Under the CPC model, payment to authors is usually 1/10 of the list price per loan. So you’ll get paid less up front, but there’s no limit to what you can earn. If your book is widely read, you’ll earn more with this model than with OC/OU.
CPC and OC/OU are both enabled by default for Draft2Digital’s library distribution channels. However, if you’d prefer to disable CPC, you can do so by visiting our Library Pricing page or Advanced User Options on your My Account page.
What’s the benefit of library distribution?
The benefits of library distribution range far and wide—literally. It’s a great way to get your books into the hands of readers across the globe, many of whom you might not usually reach. It’s also a much easier ask to have people request copies of your book from their local library than to buy from you.
You’ll get lots of exposure, win over more raving fans, leverage the best free marketing (word of mouth), and earn extra money in the bargain.
Besides, who among us doesn’t have a soft spot in their heart for their local library?
Which library distributors does Draft2Digital work with?
So how do self-published authors get their books into libraries in the first place? By using Draft2Digital, of course! We partner with most major library distributors and are always adding more.
We currently partner with:
- OverDrive: One of the most trusted and far-reaching library distribution services in the world, OverDrive currently provides books to more than 38,000 libraries and schools in 70+ countries. Our authors get unique benefits, like lower minimum pricing, better royalties, and no contracts or limitations.

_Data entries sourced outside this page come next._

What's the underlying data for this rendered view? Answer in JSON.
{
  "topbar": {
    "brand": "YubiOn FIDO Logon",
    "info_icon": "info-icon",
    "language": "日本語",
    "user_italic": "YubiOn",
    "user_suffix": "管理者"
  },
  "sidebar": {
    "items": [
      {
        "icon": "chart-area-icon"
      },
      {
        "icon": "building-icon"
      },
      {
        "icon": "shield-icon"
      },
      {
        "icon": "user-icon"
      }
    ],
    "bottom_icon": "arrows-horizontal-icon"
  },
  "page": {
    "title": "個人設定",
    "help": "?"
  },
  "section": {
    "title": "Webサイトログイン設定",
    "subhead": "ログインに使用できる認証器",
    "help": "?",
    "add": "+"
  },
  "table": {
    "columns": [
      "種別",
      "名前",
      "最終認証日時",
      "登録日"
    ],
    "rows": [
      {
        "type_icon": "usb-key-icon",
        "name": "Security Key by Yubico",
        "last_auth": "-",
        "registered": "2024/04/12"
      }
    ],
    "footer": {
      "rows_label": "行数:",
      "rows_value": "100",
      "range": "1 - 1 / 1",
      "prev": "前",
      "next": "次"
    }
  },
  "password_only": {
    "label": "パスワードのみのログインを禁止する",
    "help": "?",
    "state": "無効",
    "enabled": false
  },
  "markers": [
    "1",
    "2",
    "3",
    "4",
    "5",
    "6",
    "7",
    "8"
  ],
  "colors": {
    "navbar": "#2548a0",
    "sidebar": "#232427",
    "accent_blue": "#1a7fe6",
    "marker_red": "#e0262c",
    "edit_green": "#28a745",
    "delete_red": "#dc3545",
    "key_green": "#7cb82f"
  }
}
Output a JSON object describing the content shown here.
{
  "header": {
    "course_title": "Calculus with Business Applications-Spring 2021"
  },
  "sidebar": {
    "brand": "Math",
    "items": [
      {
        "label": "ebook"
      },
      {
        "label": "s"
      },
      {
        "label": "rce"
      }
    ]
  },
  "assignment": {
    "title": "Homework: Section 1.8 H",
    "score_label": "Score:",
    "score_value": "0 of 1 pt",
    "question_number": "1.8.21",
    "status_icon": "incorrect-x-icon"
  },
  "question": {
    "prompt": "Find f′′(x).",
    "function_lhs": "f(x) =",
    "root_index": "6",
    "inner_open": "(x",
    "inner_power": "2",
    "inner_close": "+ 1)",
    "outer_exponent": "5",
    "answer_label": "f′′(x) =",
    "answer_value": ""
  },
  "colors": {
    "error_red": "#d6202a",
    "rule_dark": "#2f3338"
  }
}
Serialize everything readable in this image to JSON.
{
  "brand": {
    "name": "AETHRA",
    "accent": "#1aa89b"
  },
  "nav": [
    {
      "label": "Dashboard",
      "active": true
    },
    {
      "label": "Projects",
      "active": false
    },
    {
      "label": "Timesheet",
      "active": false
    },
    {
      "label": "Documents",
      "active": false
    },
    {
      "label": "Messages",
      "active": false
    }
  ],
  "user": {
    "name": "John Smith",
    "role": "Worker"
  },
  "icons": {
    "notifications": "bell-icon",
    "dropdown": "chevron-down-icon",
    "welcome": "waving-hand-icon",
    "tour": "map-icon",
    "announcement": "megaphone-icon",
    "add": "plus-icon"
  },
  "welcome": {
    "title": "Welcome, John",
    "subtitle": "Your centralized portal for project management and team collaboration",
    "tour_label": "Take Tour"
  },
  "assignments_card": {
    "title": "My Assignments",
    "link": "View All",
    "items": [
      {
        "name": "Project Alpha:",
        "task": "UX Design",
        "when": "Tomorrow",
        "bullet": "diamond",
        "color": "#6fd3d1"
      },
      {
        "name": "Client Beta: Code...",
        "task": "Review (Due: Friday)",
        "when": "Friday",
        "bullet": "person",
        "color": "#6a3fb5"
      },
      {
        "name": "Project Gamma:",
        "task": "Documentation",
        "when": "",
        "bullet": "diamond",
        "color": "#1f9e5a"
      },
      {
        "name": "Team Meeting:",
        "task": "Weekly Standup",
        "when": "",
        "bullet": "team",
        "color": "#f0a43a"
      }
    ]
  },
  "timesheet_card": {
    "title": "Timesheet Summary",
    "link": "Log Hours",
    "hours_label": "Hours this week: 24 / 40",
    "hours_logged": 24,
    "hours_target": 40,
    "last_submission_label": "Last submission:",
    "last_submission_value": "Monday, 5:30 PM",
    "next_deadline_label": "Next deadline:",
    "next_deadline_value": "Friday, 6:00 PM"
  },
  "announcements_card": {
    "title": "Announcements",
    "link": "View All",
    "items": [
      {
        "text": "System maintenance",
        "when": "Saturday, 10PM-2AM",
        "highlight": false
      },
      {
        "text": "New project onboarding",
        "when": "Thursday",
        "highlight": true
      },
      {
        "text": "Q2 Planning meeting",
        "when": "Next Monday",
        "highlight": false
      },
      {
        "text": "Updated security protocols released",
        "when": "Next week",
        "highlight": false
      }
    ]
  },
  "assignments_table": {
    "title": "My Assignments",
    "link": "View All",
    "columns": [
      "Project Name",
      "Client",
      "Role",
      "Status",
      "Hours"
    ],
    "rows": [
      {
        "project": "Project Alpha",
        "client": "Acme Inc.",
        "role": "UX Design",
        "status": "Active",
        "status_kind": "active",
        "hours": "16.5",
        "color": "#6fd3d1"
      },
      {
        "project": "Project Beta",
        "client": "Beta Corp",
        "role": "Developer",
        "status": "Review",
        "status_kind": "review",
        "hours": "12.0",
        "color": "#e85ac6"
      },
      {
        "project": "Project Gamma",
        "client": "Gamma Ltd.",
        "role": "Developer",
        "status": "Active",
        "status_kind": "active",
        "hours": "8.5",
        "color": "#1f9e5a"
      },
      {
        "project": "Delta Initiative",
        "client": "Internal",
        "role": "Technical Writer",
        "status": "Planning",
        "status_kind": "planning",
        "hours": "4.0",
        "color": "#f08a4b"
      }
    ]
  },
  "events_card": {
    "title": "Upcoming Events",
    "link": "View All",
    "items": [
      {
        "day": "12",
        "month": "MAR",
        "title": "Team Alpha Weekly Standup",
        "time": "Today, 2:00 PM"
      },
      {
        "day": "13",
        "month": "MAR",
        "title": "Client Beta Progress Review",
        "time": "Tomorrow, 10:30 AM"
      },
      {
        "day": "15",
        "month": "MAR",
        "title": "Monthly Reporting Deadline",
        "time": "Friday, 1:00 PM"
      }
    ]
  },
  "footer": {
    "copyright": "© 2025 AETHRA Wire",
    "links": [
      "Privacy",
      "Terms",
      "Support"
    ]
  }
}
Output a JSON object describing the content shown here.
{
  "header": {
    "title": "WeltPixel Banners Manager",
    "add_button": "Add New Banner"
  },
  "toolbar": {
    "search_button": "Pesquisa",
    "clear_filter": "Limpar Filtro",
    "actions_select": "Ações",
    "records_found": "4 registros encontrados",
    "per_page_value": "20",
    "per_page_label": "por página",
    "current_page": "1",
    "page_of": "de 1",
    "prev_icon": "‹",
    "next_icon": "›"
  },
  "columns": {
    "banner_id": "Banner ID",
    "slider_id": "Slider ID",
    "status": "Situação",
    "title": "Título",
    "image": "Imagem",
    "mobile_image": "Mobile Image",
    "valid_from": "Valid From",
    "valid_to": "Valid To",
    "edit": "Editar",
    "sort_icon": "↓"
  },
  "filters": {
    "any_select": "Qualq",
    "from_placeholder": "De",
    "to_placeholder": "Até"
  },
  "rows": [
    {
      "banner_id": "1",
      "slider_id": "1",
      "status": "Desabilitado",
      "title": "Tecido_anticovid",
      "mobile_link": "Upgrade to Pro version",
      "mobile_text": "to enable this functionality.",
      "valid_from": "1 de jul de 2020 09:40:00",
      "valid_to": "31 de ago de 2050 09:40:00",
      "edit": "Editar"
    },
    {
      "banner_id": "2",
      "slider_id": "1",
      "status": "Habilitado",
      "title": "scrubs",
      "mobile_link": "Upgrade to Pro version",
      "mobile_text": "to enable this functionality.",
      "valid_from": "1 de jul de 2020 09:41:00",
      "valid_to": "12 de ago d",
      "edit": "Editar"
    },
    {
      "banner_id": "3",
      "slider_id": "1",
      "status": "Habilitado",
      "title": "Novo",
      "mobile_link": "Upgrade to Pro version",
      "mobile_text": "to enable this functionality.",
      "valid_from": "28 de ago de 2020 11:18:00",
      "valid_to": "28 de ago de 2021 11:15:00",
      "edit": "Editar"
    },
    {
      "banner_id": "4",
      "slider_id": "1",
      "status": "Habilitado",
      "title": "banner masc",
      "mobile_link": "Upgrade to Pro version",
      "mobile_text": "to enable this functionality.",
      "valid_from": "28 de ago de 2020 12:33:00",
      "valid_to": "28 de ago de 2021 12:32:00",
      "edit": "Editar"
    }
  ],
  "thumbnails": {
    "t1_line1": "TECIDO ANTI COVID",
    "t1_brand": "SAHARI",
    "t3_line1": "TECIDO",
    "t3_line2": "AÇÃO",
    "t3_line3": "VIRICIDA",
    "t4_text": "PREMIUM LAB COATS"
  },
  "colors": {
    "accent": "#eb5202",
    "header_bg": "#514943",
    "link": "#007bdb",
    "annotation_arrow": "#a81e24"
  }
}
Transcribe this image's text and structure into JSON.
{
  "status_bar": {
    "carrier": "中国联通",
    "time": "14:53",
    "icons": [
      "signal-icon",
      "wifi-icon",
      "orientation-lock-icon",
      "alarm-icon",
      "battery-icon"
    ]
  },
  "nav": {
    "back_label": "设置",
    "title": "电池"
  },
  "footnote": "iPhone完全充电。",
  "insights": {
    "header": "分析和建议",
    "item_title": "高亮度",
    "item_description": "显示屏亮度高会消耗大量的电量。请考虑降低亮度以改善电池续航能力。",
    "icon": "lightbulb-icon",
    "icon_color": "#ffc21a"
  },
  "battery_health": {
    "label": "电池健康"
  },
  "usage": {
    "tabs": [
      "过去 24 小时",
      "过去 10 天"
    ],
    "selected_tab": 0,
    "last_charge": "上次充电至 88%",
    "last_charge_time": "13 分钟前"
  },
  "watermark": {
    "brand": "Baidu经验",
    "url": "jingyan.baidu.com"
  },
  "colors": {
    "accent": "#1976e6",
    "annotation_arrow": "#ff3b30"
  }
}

- Bibliotheca: Bibliotheca’s cloudLibrary is a digital lending platform that serves thousands of public libraries worldwide. It also actively engages readers to form connections between new authors and new books readers will love, so it’s fantastic for discoverability.
- Hoopla: Hoopla is the digital service division of Midwest Tape, a leading provider of entertainment media for over 25 years. Hoopla’s mission is to partner with libraries in delivering the best content to patrons as seamlessly as possible—including your books! Hoopla doesn’t currently allow for price changes, so the price you set will stay put once you opt in. This shouldn’t affect your promos, but it’s worth keeping in mind when you first sign up.
- Baker & Taylor: Baker & Taylor is the world’s largest global distributor of digital and print books. They distribute to thousands of libraries and extend our indie authors’ reach to an estimated 1.5 billion library patrons each year.
- BorrowBox: BorrowBox is an app that provides library patrons in Australia, Ireland, New Zealand, and the United Kingdom access to ebooks. The service is owned by Bolinda, a company with more than 20 years of experience in print books, ebooks, and audiobooks. We’re incredibly excited about BorrowBox because it creates a bridge between North American authors and whole new markets of English-reading patrons.
How to get your self-published books into libraries
Step 1: Use a distributor like Draft2Digital to upload your book onto one or all of our library distribution partners. You can do this for all your books by clicking the opt-in popup each time we announce a new library partner, or by emailing firstname.lastname@example.org.
To add books individually, go to your My Books page.
Step 2: Create demand by asking for your books at your local library. Have all your friends, family, and neighbors do the same. Libraries won’t “stock” your books without requests for them, so don’t be shy! This is a great way to engage your author platform, too.
Note that most libraries will not accept a free book directly from an author to add to their catalog, or an email with a direct request for libraries to purchase from you directly.
We also wrote this post on best practices for library distribution, so check that out for more info.